### Problem to solve
Each line of the listing that holds "Load" counts once; report how many there are, and nothing more.

### Data extracts
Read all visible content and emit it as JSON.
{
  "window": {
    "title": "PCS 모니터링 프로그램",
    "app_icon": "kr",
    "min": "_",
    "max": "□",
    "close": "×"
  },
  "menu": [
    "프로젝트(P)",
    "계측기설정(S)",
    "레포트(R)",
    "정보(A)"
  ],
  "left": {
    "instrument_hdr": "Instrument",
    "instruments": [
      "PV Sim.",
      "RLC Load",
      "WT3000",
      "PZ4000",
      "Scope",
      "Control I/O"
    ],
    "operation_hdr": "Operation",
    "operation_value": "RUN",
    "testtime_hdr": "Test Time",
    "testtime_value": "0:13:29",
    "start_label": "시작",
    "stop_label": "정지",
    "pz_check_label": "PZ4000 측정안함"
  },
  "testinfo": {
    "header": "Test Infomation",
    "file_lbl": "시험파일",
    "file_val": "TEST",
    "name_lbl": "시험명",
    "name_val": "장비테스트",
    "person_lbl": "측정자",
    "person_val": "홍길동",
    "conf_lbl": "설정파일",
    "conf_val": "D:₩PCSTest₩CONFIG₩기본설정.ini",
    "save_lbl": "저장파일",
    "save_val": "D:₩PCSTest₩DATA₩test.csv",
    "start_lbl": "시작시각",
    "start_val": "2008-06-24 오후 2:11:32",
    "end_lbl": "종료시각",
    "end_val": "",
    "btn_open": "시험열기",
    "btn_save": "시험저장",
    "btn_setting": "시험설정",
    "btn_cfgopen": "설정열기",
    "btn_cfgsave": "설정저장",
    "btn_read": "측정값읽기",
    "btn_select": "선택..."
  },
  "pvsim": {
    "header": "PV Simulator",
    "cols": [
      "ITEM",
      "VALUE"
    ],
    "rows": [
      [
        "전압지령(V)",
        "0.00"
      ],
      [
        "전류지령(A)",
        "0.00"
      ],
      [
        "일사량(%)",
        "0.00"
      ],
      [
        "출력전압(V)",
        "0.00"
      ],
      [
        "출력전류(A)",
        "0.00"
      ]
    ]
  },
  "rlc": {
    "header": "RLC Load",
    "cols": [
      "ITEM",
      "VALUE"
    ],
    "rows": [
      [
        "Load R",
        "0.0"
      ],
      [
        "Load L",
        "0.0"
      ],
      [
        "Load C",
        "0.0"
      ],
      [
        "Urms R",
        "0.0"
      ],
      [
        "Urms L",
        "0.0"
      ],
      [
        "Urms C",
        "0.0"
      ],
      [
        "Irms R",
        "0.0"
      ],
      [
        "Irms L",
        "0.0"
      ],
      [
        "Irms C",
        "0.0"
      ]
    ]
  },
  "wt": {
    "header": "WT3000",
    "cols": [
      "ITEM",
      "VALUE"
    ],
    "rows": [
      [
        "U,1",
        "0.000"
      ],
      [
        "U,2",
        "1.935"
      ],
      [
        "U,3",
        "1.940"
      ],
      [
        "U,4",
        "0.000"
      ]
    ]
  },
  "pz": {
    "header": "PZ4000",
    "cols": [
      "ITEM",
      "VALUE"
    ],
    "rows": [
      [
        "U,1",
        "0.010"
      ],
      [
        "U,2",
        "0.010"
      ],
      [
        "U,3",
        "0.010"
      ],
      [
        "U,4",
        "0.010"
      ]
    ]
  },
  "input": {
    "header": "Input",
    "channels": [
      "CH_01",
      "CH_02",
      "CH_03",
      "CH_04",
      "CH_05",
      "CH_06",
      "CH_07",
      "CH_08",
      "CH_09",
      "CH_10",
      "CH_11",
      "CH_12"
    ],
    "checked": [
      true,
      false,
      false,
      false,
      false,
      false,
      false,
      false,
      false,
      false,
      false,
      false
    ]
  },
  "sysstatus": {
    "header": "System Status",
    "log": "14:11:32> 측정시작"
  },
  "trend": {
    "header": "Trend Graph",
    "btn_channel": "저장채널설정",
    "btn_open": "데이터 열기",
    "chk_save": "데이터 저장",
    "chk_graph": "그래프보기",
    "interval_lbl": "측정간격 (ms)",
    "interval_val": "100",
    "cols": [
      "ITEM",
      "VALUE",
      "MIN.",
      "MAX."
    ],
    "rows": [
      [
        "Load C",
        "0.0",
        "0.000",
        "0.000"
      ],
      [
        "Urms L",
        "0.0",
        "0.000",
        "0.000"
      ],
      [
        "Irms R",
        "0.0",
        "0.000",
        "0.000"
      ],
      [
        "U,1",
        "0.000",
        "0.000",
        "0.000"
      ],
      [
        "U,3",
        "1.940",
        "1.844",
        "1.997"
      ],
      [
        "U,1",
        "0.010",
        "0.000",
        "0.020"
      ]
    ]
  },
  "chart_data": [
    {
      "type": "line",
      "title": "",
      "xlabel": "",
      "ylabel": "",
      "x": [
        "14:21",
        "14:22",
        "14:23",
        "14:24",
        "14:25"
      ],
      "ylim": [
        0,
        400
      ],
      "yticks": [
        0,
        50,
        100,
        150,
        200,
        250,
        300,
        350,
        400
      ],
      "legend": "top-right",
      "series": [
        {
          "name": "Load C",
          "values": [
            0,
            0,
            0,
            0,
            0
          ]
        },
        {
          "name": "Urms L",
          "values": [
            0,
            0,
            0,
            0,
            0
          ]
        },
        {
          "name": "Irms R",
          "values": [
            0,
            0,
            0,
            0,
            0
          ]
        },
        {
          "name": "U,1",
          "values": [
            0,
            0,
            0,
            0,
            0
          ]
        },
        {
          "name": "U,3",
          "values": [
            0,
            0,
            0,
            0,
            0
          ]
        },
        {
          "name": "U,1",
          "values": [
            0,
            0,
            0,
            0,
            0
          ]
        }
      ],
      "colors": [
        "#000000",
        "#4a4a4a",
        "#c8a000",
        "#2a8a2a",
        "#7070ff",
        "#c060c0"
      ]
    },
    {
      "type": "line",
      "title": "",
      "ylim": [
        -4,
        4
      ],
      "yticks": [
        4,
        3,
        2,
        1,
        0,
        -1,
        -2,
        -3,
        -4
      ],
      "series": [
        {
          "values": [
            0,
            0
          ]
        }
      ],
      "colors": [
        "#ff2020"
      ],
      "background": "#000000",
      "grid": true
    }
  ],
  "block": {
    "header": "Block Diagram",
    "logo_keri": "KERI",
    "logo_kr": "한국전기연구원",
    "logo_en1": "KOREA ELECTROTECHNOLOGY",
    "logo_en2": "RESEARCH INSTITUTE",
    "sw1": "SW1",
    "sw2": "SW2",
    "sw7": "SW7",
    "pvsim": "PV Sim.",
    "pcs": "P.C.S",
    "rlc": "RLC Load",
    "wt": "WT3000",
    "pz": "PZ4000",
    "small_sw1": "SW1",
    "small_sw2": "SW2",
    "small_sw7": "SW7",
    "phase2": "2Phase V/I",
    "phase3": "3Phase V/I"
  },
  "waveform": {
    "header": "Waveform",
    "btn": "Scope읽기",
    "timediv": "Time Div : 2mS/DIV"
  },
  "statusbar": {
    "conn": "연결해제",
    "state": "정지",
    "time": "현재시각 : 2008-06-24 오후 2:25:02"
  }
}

### Your solution
8